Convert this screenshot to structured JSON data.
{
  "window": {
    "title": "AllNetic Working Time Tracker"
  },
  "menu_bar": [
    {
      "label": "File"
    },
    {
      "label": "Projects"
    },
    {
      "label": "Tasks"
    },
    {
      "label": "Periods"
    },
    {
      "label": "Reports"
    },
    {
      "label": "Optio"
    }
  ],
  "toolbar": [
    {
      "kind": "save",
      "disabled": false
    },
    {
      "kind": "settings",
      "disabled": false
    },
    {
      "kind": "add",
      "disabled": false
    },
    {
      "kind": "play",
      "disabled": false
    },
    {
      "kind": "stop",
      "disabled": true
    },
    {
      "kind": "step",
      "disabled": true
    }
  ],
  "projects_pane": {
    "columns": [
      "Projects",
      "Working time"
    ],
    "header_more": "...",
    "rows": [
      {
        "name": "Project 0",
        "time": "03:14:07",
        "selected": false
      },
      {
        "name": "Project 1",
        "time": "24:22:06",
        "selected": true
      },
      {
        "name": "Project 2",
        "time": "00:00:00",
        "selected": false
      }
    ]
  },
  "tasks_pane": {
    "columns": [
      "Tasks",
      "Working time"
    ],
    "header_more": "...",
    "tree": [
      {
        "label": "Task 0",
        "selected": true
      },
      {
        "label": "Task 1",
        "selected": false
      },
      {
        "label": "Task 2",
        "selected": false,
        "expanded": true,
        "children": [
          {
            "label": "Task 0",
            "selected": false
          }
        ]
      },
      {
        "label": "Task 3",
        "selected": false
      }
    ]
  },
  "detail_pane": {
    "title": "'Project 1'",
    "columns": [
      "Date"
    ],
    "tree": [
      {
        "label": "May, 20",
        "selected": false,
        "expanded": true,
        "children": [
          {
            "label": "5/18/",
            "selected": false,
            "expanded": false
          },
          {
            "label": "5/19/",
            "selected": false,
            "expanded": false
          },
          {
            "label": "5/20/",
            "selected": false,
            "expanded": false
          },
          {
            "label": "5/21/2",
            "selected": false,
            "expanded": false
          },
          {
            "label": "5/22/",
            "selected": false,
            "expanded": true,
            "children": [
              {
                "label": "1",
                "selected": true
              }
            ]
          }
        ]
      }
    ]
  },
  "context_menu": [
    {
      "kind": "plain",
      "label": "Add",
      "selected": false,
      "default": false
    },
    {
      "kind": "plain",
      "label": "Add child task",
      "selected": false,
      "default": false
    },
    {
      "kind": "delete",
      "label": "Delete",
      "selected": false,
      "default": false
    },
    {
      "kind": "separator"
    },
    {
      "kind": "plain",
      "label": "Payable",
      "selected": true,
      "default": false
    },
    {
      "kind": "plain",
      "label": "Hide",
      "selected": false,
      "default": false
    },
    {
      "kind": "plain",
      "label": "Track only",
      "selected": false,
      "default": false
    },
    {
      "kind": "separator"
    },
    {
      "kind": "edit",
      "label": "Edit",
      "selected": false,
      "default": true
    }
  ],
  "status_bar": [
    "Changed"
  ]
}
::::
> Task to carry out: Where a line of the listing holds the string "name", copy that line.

> Output for this exercise:
        "name": "Project 0",
        "name": "Project 1",
        "name": "Project 2",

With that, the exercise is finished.